But no matter, it is grist for the mill, fuel for the fire.

But it gets worse.

While most of the debate over Israel’s recent attack on Lebanon revolves around the question of whether or not bombing cities and killing civilians by the hundreds- so far- is a disproportionate response to Hezbollah’s capturing and killing a few Israeli soldiers, Dreher will have none of that: “I see a disproportionate response from Israel as justifiable in principle.”

He links to an article by Washington Post writer Richard Cohen, which he captions “Proportionality is Madness”, where Cohen argues that the idea of proportionality should be scrapped, that total war is justified. (Cohen, who seems to me the epitome of the dumb ugly wing of the Left, might seem an unlikely presence on a conservative blog, crunchy or no, but then war makes
strange bedfellows.)

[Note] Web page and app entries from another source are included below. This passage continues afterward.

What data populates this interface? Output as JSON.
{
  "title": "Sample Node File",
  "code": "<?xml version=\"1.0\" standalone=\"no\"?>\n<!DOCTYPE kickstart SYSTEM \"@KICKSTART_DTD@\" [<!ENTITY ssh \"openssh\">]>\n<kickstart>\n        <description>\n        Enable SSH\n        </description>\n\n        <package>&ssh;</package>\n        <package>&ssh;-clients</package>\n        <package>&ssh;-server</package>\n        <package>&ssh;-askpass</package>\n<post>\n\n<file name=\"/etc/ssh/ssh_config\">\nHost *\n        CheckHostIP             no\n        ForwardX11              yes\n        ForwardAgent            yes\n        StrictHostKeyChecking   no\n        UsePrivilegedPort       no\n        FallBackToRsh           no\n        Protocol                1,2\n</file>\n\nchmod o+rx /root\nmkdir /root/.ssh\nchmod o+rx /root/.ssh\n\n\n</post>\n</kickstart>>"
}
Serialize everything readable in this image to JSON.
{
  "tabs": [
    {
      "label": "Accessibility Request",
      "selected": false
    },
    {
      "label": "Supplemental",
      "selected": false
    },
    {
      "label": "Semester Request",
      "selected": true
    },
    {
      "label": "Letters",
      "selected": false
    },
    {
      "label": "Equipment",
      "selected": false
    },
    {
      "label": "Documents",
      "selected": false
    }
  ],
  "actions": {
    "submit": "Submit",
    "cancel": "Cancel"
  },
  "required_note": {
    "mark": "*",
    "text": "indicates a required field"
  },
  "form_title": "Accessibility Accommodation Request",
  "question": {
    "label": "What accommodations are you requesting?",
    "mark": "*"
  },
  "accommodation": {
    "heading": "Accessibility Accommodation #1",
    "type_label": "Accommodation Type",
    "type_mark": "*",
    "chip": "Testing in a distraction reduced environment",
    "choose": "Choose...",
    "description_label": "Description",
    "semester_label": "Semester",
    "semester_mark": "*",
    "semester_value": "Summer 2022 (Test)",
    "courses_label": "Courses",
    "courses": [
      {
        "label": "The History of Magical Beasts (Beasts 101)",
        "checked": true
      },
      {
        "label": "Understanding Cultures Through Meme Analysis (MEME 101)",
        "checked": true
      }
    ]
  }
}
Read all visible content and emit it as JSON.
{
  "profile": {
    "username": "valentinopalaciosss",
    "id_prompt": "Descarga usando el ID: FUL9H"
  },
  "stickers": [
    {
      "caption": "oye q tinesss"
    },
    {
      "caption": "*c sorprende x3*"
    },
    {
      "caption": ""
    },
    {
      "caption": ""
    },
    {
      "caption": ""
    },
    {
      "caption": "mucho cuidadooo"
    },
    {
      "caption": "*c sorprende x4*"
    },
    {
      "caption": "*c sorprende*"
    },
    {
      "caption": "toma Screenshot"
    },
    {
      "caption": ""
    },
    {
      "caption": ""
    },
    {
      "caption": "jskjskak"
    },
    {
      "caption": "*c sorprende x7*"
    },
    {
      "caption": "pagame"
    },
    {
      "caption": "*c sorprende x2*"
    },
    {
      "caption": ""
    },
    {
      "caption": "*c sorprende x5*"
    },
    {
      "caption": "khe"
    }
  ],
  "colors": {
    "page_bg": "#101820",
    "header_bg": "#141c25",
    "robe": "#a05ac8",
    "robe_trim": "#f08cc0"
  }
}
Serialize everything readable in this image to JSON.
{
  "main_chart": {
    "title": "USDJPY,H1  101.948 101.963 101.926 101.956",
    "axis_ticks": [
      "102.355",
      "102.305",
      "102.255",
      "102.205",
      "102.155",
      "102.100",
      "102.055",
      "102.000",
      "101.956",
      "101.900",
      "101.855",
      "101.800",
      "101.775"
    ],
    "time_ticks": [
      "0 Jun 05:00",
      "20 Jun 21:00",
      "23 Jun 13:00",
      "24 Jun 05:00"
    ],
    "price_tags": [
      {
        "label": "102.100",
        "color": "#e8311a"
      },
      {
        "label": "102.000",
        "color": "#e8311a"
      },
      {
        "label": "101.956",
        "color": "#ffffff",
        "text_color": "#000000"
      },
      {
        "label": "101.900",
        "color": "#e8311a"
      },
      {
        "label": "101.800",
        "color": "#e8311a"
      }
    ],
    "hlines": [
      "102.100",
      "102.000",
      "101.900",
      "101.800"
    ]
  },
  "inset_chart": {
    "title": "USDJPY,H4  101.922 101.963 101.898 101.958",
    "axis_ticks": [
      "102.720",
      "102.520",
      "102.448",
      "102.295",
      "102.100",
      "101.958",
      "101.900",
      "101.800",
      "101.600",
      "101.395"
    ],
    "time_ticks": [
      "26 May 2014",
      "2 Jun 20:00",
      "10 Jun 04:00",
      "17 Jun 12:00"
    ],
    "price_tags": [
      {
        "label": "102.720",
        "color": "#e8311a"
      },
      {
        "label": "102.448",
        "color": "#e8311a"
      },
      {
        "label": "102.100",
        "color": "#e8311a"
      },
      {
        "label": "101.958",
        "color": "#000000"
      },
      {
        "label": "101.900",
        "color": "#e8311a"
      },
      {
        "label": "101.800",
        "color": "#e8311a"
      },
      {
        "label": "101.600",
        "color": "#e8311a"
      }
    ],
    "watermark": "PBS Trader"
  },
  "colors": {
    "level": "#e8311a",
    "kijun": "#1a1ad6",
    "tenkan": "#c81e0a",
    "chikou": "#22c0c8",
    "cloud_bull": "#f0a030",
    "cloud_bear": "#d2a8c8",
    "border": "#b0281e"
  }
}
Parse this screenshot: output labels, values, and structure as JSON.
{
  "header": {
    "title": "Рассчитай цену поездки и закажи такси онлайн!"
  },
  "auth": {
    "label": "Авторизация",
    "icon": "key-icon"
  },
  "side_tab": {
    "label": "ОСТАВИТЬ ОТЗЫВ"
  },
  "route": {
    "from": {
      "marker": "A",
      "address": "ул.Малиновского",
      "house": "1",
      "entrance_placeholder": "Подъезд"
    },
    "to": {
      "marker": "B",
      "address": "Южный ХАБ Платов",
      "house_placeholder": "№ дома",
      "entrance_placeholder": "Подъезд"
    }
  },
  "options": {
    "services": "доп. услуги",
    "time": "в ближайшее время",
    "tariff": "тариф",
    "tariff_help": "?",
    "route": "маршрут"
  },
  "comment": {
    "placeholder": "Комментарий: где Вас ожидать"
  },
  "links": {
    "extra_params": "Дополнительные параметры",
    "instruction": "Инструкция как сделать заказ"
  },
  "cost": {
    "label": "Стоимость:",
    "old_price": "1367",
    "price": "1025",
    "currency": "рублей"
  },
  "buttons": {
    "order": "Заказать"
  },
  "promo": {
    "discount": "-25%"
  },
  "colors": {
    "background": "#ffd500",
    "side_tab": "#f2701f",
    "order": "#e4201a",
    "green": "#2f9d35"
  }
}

Dreher links, too, to Charles Krauthammer, who argues the same, justifying indiscriminate killing by invoking Hiroshima: “That’s what it took with Japan.”

And Dreher quotes neoconservative bigshot John Podhoretz at length on the lesson of the Second World War: “Didn’t the willingness of [American and British] leaders to inflict mass casualties on civilians indicate a cold-eyed singleness of purpose that helped break the will and back of their enemies?

“What if the tactical mistake we made in Iraq was that we didn’t kill enough Sunnis in the early going to intimidate them and make them so afraid of us they would go along with anything? Wasn’t the survival of Sunni men between 15 and 35 the reason there was an insurgency and the basic cause of sectarian violence now?”

Allow, for a moment, the ramifications of that last sentence to sink in.

God spare us from cold-eyed singleness of purpose.

And God spare us the sight of Jewish pundits constructing a rationale for genocide.

That Rod Dreher, who only recently, in article 7 of his “manifesto” stated “Beauty is more important than efficiency” now invokes the efficiency of indiscriminate slaughter, of total war, reveals the shallowness of his crunchy conversion.

That the guy who not so long ago invoked Dorothy Day and Wendall Berry and who writes for the antiwar American Conservative now beats the drums of war and death and oils the engine of Empire with such glee shows a density of soul that is stunning.

Mr. Dreher: you may eat your vegetables, wear funny shoes, and live in a bungalow, but if your critique of the mainstream you claim to eschew does not go beyond such superficialities you are part of the problem.

In one recent post you criticized the Holy See’s measured response to the crisis in the Middle East; in others, you, a Catholic, want to jettison the Just War principles, at a time when the Church is trying to tighten them. If such moral heresy is not a justification for terrorism and genocide I don’t know what
is. To espouse such a thing is what a Thomist would call formal participation in mortal sin.

You claim to have second thoughts about Iraq and regrets for your support of that War, but you are apparently no wiser; indeed you seem to have grown in folly.

I have long thought that “crunchy con” sounded like some sort of swindle, a scam. Now I know it: when it comes to moral principle and foreign policy a crunchy con is just a neocon in sandals.

Daniel Nichols

Read Full Post »